[EXERCISE DESCRIPTION] In the records that follow, skip the pictures and print everything else exactly.

[RECORD EXTRACTS]
..............................

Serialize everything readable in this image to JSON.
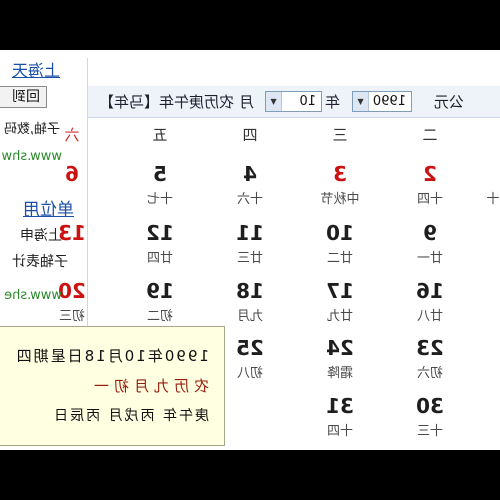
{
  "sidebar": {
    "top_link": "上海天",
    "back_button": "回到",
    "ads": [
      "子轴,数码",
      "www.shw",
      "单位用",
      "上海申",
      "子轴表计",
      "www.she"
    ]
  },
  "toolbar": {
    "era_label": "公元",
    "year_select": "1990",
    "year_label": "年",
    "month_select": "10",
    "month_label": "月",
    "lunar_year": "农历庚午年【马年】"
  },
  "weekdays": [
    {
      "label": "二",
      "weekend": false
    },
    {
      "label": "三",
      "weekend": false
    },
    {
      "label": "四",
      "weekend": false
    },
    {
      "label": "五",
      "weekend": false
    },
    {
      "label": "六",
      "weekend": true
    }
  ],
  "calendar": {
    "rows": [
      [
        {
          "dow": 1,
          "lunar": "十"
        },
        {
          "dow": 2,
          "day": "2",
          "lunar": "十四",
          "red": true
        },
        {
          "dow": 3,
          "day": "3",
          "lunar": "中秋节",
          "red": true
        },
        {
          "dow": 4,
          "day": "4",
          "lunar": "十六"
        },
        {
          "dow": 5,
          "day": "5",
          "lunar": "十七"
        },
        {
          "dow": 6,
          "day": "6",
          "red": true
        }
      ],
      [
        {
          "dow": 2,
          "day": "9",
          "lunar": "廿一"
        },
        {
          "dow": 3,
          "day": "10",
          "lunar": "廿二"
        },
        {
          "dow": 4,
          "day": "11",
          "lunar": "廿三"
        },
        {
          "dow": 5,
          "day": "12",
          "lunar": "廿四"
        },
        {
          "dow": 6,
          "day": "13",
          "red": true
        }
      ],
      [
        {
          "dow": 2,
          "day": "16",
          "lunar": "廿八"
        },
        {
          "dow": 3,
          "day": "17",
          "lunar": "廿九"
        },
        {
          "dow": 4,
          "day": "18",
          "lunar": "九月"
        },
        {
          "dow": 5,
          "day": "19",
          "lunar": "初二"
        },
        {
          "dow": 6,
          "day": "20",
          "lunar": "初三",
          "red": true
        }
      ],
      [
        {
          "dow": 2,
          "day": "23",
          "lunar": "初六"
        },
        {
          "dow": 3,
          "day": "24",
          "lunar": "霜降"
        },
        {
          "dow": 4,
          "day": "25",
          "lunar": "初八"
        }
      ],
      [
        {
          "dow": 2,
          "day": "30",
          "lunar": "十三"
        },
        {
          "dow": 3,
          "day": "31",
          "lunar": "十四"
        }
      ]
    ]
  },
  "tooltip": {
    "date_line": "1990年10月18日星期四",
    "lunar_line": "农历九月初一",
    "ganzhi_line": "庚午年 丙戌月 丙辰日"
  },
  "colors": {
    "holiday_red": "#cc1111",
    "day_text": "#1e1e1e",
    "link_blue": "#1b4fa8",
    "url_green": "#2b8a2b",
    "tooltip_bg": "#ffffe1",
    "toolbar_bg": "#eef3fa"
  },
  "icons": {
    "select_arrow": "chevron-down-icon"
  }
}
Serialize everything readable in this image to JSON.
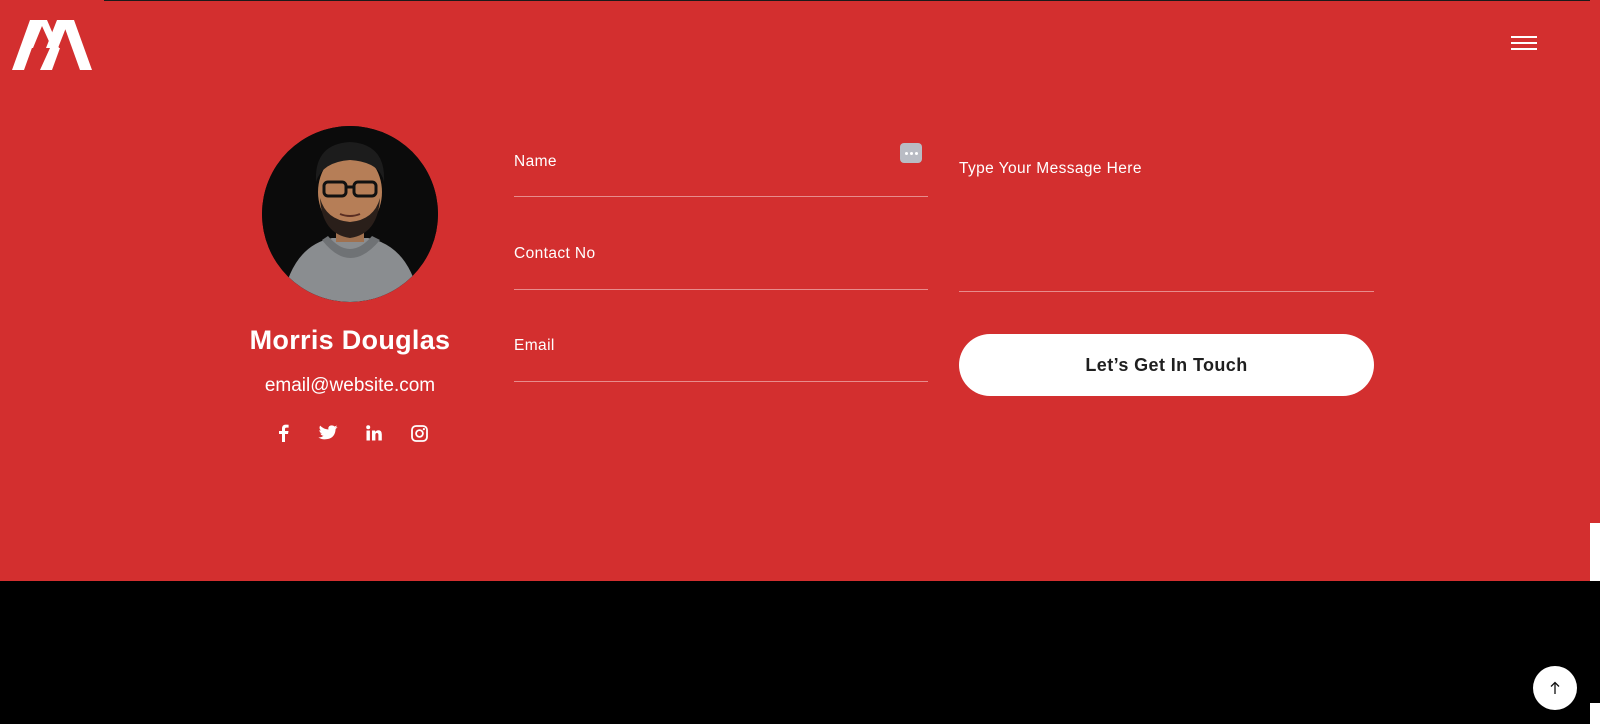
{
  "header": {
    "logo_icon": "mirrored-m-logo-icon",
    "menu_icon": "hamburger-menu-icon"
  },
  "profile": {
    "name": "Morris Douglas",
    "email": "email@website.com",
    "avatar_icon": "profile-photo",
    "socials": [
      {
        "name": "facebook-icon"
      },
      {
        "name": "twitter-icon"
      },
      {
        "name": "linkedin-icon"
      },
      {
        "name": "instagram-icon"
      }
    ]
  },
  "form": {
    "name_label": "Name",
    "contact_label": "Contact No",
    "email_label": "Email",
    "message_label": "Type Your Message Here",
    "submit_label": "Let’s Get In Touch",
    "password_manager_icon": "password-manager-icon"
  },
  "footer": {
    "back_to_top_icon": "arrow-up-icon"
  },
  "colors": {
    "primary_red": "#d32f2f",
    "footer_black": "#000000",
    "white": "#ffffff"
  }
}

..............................

[SOLUTION TO THIS TASK]
Serialize everything readable in this image to JSON.
{
  "sidebar": {
    "top_link": "上海天",
    "back_button": "回到",
    "ads": [
      "子轴,数码",
      "www.shw",
      "单位用",
      "上海申",
      "子轴表计",
      "www.she"
    ]
  },
  "toolbar": {
    "era_label": "公元",
    "year_select": "1990",
    "year_label": "年",
    "month_select": "10",
    "month_label": "月",
    "lunar_year": "农历庚午年【马年】"
  },
  "weekdays": [
    {
      "label": "二",
      "weekend": false
    },
    {
      "label": "三",
      "weekend": false
    },
    {
      "label": "四",
      "weekend": false
    },
    {
      "label": "五",
      "weekend": false
    },
    {
      "label": "六",
      "weekend": true
    }
  ],
  "calendar": {
    "rows": [
      [
        {
          "dow": 1,
          "lunar": "十"
        },
        {
          "dow": 2,
          "day": "2",
          "lunar": "十四",
          "red": true
        },
        {
          "dow": 3,
          "day": "3",
          "lunar": "中秋节",
          "red": true
        },
        {
          "dow": 4,
          "day": "4",
          "lunar": "十六"
        },
        {
          "dow": 5,
          "day": "5",
          "lunar": "十七"
        },
        {
          "dow": 6,
          "day": "6",
          "red": true
        }
      ],
      [
        {
          "dow": 2,
          "day": "9",
          "lunar": "廿一"
        },
        {
          "dow": 3,
          "day": "10",
          "lunar": "廿二"
        },
        {
          "dow": 4,
          "day": "11",
          "lunar": "廿三"
        },
        {
          "dow": 5,
          "day": "12",
          "lunar": "廿四"
        },
        {
          "dow": 6,
          "day": "13",
          "red": true
        }
      ],
      [
        {
          "dow": 2,
          "day": "16",
          "lunar": "廿八"
        },
        {
          "dow": 3,
          "day": "17",
          "lunar": "廿九"
        },
        {
          "dow": 4,
          "day": "18",
          "lunar": "九月"
        },
        {
          "dow": 5,
          "day": "19",
          "lunar": "初二"
        },
        {
          "dow": 6,
          "day": "20",
          "lunar": "初三",
          "red": true
        }
      ],
      [
        {
          "dow": 2,
          "day": "23",
          "lunar": "初六"
        },
        {
          "dow": 3,
          "day": "24",
          "lunar": "霜降"
        },
        {
          "dow": 4,
          "day": "25",
          "lunar": "初八"
        }
      ],
      [
        {
          "dow": 2,
          "day": "30",
          "lunar": "十三"
        },
        {
          "dow": 3,
          "day": "31",
          "lunar": "十四"
        }
      ]
    ]
  },
  "tooltip": {
    "date_line": "1990年10月18日星期四",
    "lunar_line": "农历九月初一",
    "ganzhi_line": "庚午年 丙戌月 丙辰日"
  },
  "colors": {
    "holiday_red": "#cc1111",
    "day_text": "#1e1e1e",
    "link_blue": "#1b4fa8",
    "url_green": "#2b8a2b",
    "tooltip_bg": "#ffffe1",
    "toolbar_bg": "#eef3fa"
  },
  "icons": {
    "select_arrow": "chevron-down-icon"
  }
}
Serialize everything readable in this image to JSON.
{
  "header": {
    "logo_icon": "mirrored-m-logo-icon",
    "menu_icon": "hamburger-menu-icon"
  },
  "profile": {
    "name": "Morris Douglas",
    "email": "email@website.com",
    "avatar_icon": "profile-photo",
    "socials": [
      {
        "name": "facebook-icon"
      },
      {
        "name": "twitter-icon"
      },
      {
        "name": "linkedin-icon"
      },
      {
        "name": "instagram-icon"
      }
    ]
  },
  "form": {
    "name_label": "Name",
    "contact_label": "Contact No",
    "email_label": "Email",
    "message_label": "Type Your Message Here",
    "submit_label": "Let’s Get In Touch",
    "password_manager_icon": "password-manager-icon"
  },
  "footer": {
    "back_to_top_icon": "arrow-up-icon"
  },
  "colors": {
    "primary_red": "#d32f2f",
    "footer_black": "#000000",
    "white": "#ffffff"
  }
}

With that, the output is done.